_WHAT TO WORK ON_.
Below are the records; collect from them each line containing the string "subtitle".

------ WORKING DATA ------

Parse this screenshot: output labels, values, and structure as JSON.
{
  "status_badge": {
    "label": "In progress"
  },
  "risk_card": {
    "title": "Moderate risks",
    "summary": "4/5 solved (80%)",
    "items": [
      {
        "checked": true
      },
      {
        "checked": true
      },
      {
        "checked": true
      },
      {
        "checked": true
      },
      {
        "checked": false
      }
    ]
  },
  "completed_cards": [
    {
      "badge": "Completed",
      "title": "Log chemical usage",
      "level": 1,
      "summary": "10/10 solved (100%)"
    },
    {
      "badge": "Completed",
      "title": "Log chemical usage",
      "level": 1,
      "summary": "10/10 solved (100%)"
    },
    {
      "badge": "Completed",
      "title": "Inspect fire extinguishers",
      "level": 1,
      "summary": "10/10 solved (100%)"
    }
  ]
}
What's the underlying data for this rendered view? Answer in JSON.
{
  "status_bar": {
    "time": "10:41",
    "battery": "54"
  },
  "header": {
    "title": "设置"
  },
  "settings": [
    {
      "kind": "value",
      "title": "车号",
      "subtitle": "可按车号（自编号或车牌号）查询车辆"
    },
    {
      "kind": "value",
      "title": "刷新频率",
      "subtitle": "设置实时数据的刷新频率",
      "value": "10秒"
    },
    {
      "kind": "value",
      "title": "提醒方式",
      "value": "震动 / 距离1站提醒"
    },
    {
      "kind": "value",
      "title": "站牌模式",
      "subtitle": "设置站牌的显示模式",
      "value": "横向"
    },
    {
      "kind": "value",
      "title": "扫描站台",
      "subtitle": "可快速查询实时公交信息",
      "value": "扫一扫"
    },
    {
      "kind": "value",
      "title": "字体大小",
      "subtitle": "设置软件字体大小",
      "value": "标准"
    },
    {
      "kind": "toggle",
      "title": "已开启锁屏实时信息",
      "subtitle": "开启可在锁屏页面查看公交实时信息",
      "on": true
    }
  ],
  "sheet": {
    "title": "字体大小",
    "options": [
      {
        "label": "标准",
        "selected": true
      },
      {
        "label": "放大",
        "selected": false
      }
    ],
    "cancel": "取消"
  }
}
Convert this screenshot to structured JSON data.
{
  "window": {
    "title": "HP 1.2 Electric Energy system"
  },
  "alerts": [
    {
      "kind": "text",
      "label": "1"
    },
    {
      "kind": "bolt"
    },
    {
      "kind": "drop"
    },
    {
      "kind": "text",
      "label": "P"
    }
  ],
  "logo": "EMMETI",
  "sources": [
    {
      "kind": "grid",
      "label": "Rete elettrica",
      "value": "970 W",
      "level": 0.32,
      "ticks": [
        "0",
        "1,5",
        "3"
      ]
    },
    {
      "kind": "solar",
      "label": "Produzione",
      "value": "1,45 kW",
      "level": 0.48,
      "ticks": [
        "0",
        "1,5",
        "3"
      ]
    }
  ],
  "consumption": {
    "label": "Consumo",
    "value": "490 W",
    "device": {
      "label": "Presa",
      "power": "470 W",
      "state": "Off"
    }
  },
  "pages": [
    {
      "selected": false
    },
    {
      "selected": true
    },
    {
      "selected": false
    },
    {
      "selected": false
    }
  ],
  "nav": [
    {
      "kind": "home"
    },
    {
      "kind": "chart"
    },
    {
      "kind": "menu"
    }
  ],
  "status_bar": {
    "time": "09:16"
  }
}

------

_ANSWER BOX_.
      "subtitle": "可按车号（自编号或车牌号）查询车辆"
      "subtitle": "设置实时数据的刷新频率",
      "subtitle": "设置站牌的显示模式",
      "subtitle": "可快速查询实时公交信息",
      "subtitle": "设置软件字体大小",
      "subtitle": "开启可在锁屏页面查看公交实时信息",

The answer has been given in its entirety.